Purpose: This study examined the effects of a naturalistic parent-implemented language intervention on the use of verbally responsive language by mothers of 6 young boys with fragile X syndrome. The intervention included parent education sessions and clinician coaching delivered onsite and by distance video-teleconferencing. Method: A single-case multiple baseline across participants was used to examine intervention effects on maternal use of language support strategies. A nonparametric analysis was used to evaluate the relative effectiveness of onsite compared with distance coaching sessions. Results: Mothers increased their use of utterances that followed into their child’s focus of attention and prompted child communication acts. Intervention effects were not observed for maternal contingent responses to child communication, possibly due to the limited number of spontaneous communication acts children produced. Children showed moderate increases in the use of prompted communication acts, whereas intervention effects on spontaneous communication acts were more modest and variable. Comparable increases in maternal strategy use were observed during onsite and distance sessions. Conclusions: No previous study has examined a distancedelivered parent-implemented language intervention for young boys with fragile X syndrome. Mothers were able to increase their use of verbally responsive language. Intervention efficacy might be enhanced by incorporating an augmentative and alternative communication device for some children and a more concerted focus on increasing the frequency of child communication acts. Findings provide preliminary support for the efficacy of the distance delivery format.
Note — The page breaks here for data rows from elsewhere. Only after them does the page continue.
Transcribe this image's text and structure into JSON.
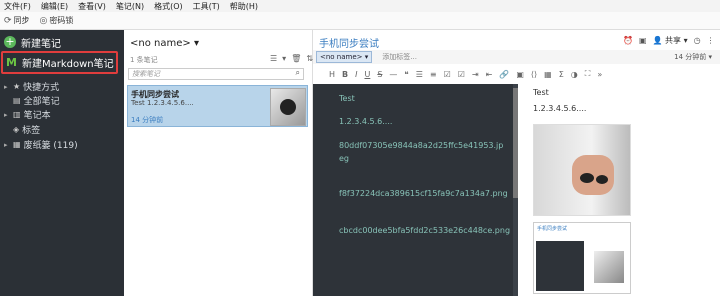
{
  "menu": [
    "文件(F)",
    "编辑(E)",
    "查看(V)",
    "笔记(N)",
    "格式(O)",
    "工具(T)",
    "帮助(H)"
  ],
  "toolbar": {
    "sync": "同步",
    "pwd": "密码锁"
  },
  "sidebar": {
    "new_note": "新建笔记",
    "new_markdown": "新建Markdown笔记",
    "items": [
      {
        "label": "快捷方式",
        "icon": "star-icon"
      },
      {
        "label": "全部笔记",
        "icon": "notes-icon"
      },
      {
        "label": "笔记本",
        "icon": "notebook-icon"
      },
      {
        "label": "标签",
        "icon": "tag-icon"
      },
      {
        "label": "废纸篓 (119)",
        "icon": "trash-icon"
      }
    ]
  },
  "list": {
    "notebook": "<no name>",
    "count": "1 条笔记",
    "search_placeholder": "搜索笔记",
    "note": {
      "title": "手机同步尝试",
      "snippet": "Test 1.2.3.4.5.6....",
      "date": "14 分钟前"
    }
  },
  "editor": {
    "title": "手机同步尝试",
    "share": "共享",
    "notebook_select": "<no name>",
    "add_tag": "添加标签...",
    "font_size": "14 分钟前",
    "md_lines": [
      "Test",
      "1.2.3.4.5.6....",
      "80ddf07305e9844a8a2d25ffc5e41953.jp",
      "eg",
      "f8f37224dca389615cf15fa9c7a134a7.png",
      "cbcdc00dee5bfa5fdd2c533e26c448ce.png"
    ],
    "preview_lines": [
      "Test",
      "1.2.3.4.5.6...."
    ],
    "preview_subtitle": "手机同步尝试"
  },
  "colors": {
    "sidebar": "#2b3036",
    "accent": "#3a7dc0",
    "highlight": "#e03d3d",
    "md_bg": "#2e3339",
    "md_text": "#88c3b8"
  }
}
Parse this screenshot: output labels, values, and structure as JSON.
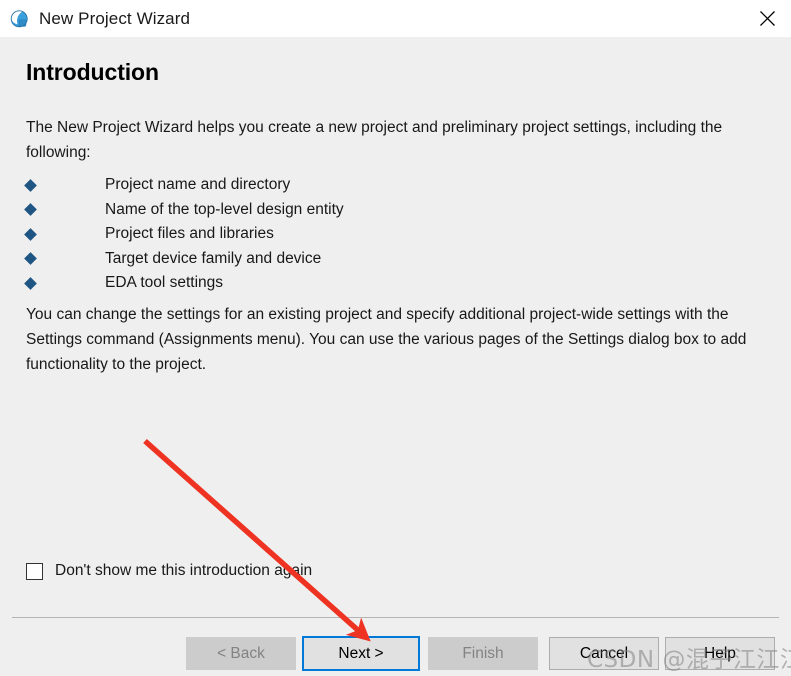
{
  "window": {
    "title": "New Project Wizard",
    "icon": "globe-icon",
    "close_label": "×",
    "titlebar_bg": "#ffffff",
    "body_bg": "#efefef"
  },
  "page": {
    "heading": "Introduction",
    "intro_paragraph": "The New Project Wizard helps you create a new project and preliminary project settings, including the following:",
    "bullets": [
      {
        "label": "Project name and directory"
      },
      {
        "label": "Name of the top-level design entity"
      },
      {
        "label": "Project files and libraries"
      },
      {
        "label": "Target device family and device"
      },
      {
        "label": "EDA tool settings"
      }
    ],
    "bullet_color": "#1f5582",
    "settings_paragraph": "You can change the settings for an existing project and specify additional project-wide settings with the Settings command (Assignments menu). You can use the various pages of the Settings dialog box to add functionality to the project."
  },
  "options": {
    "dont_show_label": "Don't show me this introduction again",
    "dont_show_checked": false
  },
  "buttons": {
    "back": {
      "label": "< Back",
      "enabled": false
    },
    "next": {
      "label": "Next >",
      "enabled": true,
      "default": true,
      "focus_color": "#0078d7"
    },
    "finish": {
      "label": "Finish",
      "enabled": false
    },
    "cancel": {
      "label": "Cancel",
      "enabled": true
    },
    "help": {
      "label": "Help",
      "enabled": true
    }
  },
  "annotation": {
    "arrow_color": "#ee3322",
    "arrow_from": "145,441",
    "arrow_to": "365,637"
  },
  "watermark": {
    "text": "CSDN @混子江江江"
  }
}
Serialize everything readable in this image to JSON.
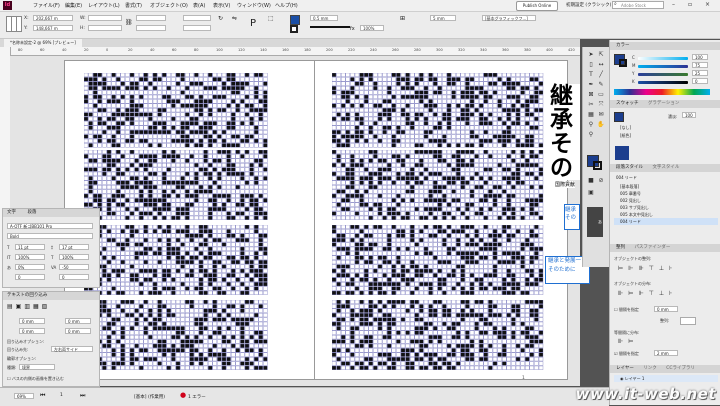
{
  "app": {
    "logo": "Id"
  },
  "menu": [
    "ファイル(F)",
    "編集(E)",
    "レイアウト(L)",
    "書式(T)",
    "オブジェクト(O)",
    "表(A)",
    "表示(V)",
    "ウィンドウ(W)",
    "ヘルプ(H)"
  ],
  "top_right": {
    "publish_label": "Publish Online",
    "workspace_label": "初期設定 (クラシック)",
    "search_placeholder": "Adobe Stock"
  },
  "control": {
    "x_label": "X:",
    "x_value": "202,667 m",
    "y_label": "Y:",
    "y_value": "148,667 m",
    "w_label": "W:",
    "h_label": "H:",
    "stroke_weight": "0.5 mm",
    "opacity": "100%",
    "dimension": "5 mm",
    "object_style": "[基本グラフィックフ...]"
  },
  "doc_tab": "*名称未設定-2 @ 69% [プレビュー]",
  "ruler_ticks": [
    "80",
    "60",
    "40",
    "20",
    "0",
    "20",
    "40",
    "60",
    "80",
    "100",
    "120",
    "140",
    "160",
    "180",
    "200",
    "220",
    "240",
    "260",
    "280",
    "300",
    "320",
    "340",
    "360",
    "380",
    "400",
    "420"
  ],
  "page_text": {
    "big_line1": "継承",
    "big_line2": "その",
    "small_a": "国際貢献",
    "small_b1": "継承",
    "small_b2": "その",
    "blue_line1": "継承と発展一",
    "blue_line2": "そのために"
  },
  "char_panel": {
    "tabs": [
      "文字",
      "段落"
    ],
    "font_family": "A-OTF 新ゴBB101 Pro",
    "font_style": "Bold",
    "size": "11 pt",
    "leading": "17 pt",
    "vscale": "100%",
    "hscale": "100%",
    "tsume": "0%",
    "tracking": "-50",
    "kerning": "0",
    "baseline": "0"
  },
  "wrap_panel": {
    "title": "テキストの回り込み",
    "top": "0 mm",
    "bottom": "0 mm",
    "left": "0 mm",
    "right": "0 mm",
    "options_label": "回り込みオプション:",
    "target_label": "回り込み先:",
    "target_value": "左右両サイド",
    "contour_label": "輪郭オプション:",
    "type_label": "種類:",
    "type_value": "境界",
    "checkbox_label": "バスの内側の画像を置き込む"
  },
  "color_panel": {
    "title": "カラー",
    "c": "100",
    "m": "75",
    "y": "25",
    "k": "0",
    "c_label": "C",
    "m_label": "M",
    "y_label": "Y",
    "k_label": "K"
  },
  "swatches_panel": {
    "tabs": [
      "スウォッチ",
      "グラデーション"
    ],
    "tint_label": "濃淡:",
    "tint_value": "100",
    "items": [
      "[なし]",
      "[紙色]"
    ]
  },
  "styles_panel": {
    "tabs": [
      "段落スタイル",
      "文字スタイル"
    ],
    "current": "004 リード",
    "items": [
      "[基本段落]",
      "005 章番号",
      "002 見出し",
      "003 サブ見出し",
      "005 本文中見出し",
      "004 リード"
    ]
  },
  "align_panel": {
    "tabs": [
      "整列",
      "パスファインダー"
    ],
    "align_objects": "オブジェクトの整列:",
    "distribute_objects": "オブジェクトの分布:",
    "use_spacing": "間隔を指定",
    "spacing_value": "0 mm",
    "align_to_label": "整列:",
    "distribute_spacing": "等間隔に分布:",
    "use_spacing2": "間隔を指定",
    "spacing_value2": "2 mm"
  },
  "layers_panel": {
    "tabs": [
      "レイヤー",
      "リンク",
      "CCライブラリ"
    ],
    "layer": "レイヤー 1"
  },
  "status": {
    "zoom": "69%",
    "profile": "[基本] (作業用)",
    "errors": "1 エラー",
    "page_num": "1"
  },
  "watermark": "www.it-web.net",
  "colors": {
    "accent_blue": "#1b4fa6",
    "blue_text": "#1f6fd1",
    "swatch_fill": "#1c3e8e"
  }
}
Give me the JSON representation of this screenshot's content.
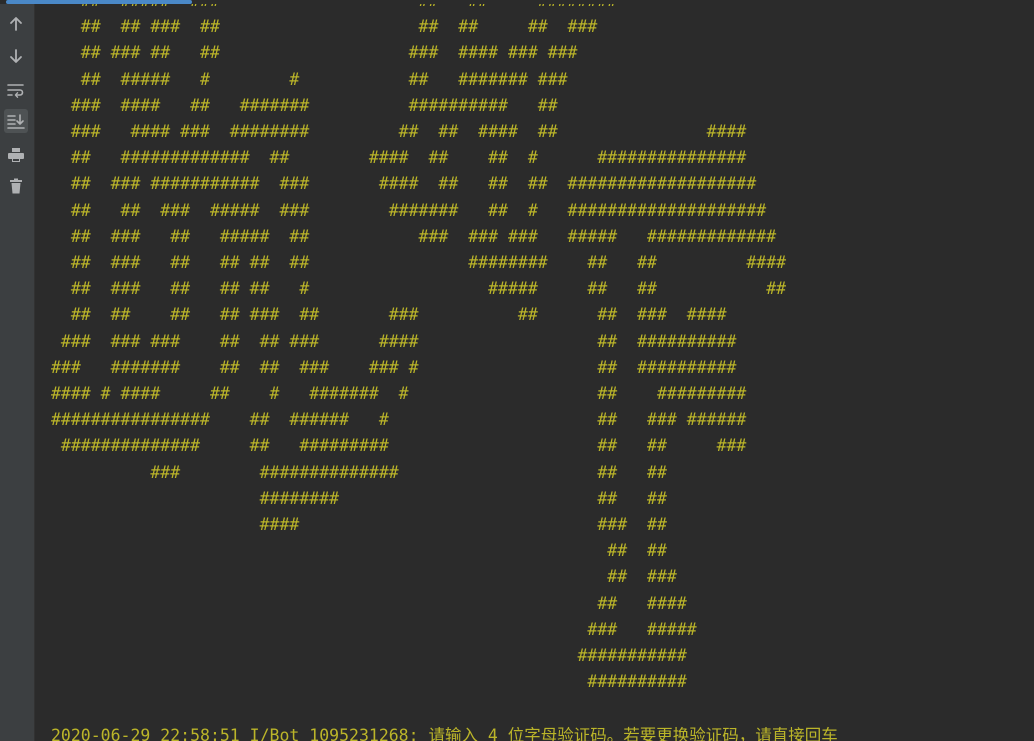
{
  "toolbar": {
    "buttons": [
      {
        "name": "up-arrow-icon",
        "label": "Up to previous occurrence"
      },
      {
        "name": "down-arrow-icon",
        "label": "Down to next occurrence"
      },
      {
        "name": "soft-wrap-icon",
        "label": "Soft-wrap"
      },
      {
        "name": "scroll-to-end-icon",
        "label": "Scroll to the end"
      },
      {
        "name": "print-icon",
        "label": "Print"
      },
      {
        "name": "trash-icon",
        "label": "Clear all"
      }
    ]
  },
  "progress": {
    "fraction": 0.18
  },
  "colors": {
    "background": "#2b2b2b",
    "toolbar": "#3c3f41",
    "output_text": "#bbb529",
    "icon": "#afb1b3",
    "progress": "#4a88c7"
  },
  "console": {
    "art_lines": [
      "   ##  #####  ###                    ##   ##     ########",
      "   ##  ## ###  ##                    ##  ##     ##  ###",
      "   ## ### ##   ##                   ###  #### ### ###",
      "   ##  #####   #        #           ##   ####### ###",
      "  ###  ####   ##   #######          ##########   ##",
      "  ###   #### ###  ########         ##  ##  ####  ##               ####",
      "  ##   #############  ##        ####  ##    ##  #      ###############",
      "  ##  ### ###########  ###       ####  ##   ##  ##  ###################",
      "  ##   ##  ###  #####  ###        #######   ##  #   ####################",
      "  ##  ###   ##   #####  ##           ###  ### ###   #####   #############",
      "  ##  ###   ##   ## ##  ##                ########    ##   ##         ####",
      "  ##  ###   ##   ## ##   #                  #####     ##   ##           ##",
      "  ##  ##    ##   ## ###  ##       ###          ##      ##  ###  ####",
      " ###  ### ###    ##  ## ###      ####                  ##  ##########",
      "###   #######    ##  ##  ###    ### #                  ##  ##########",
      "#### # ####     ##    #   #######  #                   ##    #########",
      "################    ##  ######   #                     ##   ### ######",
      " ##############     ##   #########                     ##   ##     ###",
      "          ###        ##############                    ##   ##",
      "                     ########                          ##   ##",
      "                     ####                              ###  ##",
      "                                                        ##  ##",
      "                                                        ##  ###",
      "                                                       ##   ####",
      "                                                      ###   #####",
      "                                                     ###########",
      "                                                      ##########"
    ],
    "log_line": "2020-06-29 22:58:51 I/Bot 1095231268: 请输入 4 位字母验证码。若要更换验证码，请直接回车"
  }
}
ASJC Scopus subject areas
- Speech and Hearing
- Developmental and Educational Psychology
- Linguistics and Language